Transporting plants and flowers by rail has a bright future, as long as the parties involved show the will and start to collaborate more. That was the general message of the well-attended 2014 Rail Seminar.
Photo: Director Gerard-Jan van den Herik: "We need rail transport, but there has to be a commitment to get intermodal transport on track."
Transporting plants and flowers by rail has a bright future, as long as the parties involved show the will and start to collaborate more. Such was the message on Wednesday, at the well-attended 2014 Rail Seminar for the floricultural industry, organised by the flower auction cooperative FloraHolland and the trade association for plant and flower wholesalers, VGB.

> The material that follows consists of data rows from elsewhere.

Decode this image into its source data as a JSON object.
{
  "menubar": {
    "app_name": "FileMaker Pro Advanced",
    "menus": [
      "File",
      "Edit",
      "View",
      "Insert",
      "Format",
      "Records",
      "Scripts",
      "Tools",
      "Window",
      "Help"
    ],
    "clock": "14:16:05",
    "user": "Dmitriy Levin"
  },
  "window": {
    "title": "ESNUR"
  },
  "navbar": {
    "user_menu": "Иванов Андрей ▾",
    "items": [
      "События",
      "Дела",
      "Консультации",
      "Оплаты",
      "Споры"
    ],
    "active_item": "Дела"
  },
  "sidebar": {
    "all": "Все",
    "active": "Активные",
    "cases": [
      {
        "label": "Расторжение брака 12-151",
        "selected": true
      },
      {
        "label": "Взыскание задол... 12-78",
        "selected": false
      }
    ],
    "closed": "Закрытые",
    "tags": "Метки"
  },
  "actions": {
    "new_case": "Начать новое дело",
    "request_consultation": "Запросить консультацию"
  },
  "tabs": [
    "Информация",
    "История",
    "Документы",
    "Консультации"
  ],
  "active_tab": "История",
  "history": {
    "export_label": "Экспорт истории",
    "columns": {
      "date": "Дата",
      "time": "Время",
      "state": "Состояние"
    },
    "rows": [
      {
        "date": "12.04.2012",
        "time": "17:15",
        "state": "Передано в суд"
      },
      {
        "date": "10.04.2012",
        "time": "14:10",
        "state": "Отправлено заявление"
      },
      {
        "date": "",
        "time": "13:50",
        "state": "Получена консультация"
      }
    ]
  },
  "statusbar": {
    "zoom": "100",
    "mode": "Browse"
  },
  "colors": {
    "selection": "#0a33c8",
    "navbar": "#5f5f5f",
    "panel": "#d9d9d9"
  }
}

FloraHolland and the traders' association are collaborating well in rail transport, said the seminar chairman and manager of VGB Trade Services, Anton Bril. As logistical service providers and exporters noted, road transport is becoming increasingly difficult. In their view, traffic congestion, additional taxes, toll roads, increasing diesel prices and greater competition from low-wage countries are making it necessary to switch to other modes of transport. The Netherlands needs transportation alternatives to maintain its position on the international market, said Edwin Wenink of FloraHolland. Many foreign importers are now fetching their plants and flowers, in the Netherlands or elsewhere. "The real problem is that our exporters will soon lose control to foreign importers. Our cluster is under pressure and we may no longer remain the ideal hub, if we do not manage to cut our transportation costs."
Collaboration and commitment are required
Although the opportunities are clearly there, rail transport is developing less quickly than the pioneers would like to see. "If we do not switch to rail transport quickly, we shall lose market share", says an exporter. He and others urged parties in the industry to work together. Rail transport is often a matter of 'decelerating', for example by buying the goods one day earlier and planning the transportation accordingly. However, Michiel van Paasen of plant exporter Vida Verde argued that the viability of this option differs per customer group.
A larger volume will make rail transport more efficient and cost-effective. Freight needs to be combined in order to load the train as fully as possible, on both the outgoing and incoming routes. This requires collaboration between shippers, both within the floricultural industry and with other industries. Such collaboration is largely absent so far, noted director Sebastiaan Scholte of shipping company Jan de Rijk, who started organising rail transport to Milan four years ago with a group of traders. Of the promised freight volume, less than half was actually realised, he said; while the reliability of the transportation scheme is virtually 100%. "We are eager to transport more plants and flowers by train."
Herik Rail, part of Herik Cargo, also started a rail link to Milan in March. This company has its own trains and terminals that operate day and night. According to director Gerard-Jan van den Herik, freight is transported from Amsterdam to Milan, via the Alps, in 21 hours. "We need the train, but people need to show the commitment to get intermodal transportation on track."
Existing and new initiatives in Spain
While plants and flowers are regularly transported to Milan by train, new initiatives are emerging on the route to Spain. FloraHolland is consulting with other parties to use the trains bringing fruits and vegetables from Spain for the return shipment of plants and flowers. FloraHolland's Christo van der Meer says that the first train with floricultural products may be heading for Valencia in October.
Lamers Transport is already very much focused on Spain. This company brings trailers to the train, where it uncouples the lorry, and arranges for another lorry to carry the cargo further once the train reaches its destination. This so-called LorryRail arrangement has already shipped some 70 freights of flowers to Spain. Besides costing less, rail transport is also eco-friendlier due to less CO2 emissions. In practice, however, exporters and their customers are mainly interested in good, cheap and reliable transport, says the company's Anneke Lamers.
This project is supported with a BGS subsidy of the Ministry of Infrastructure and the Environment.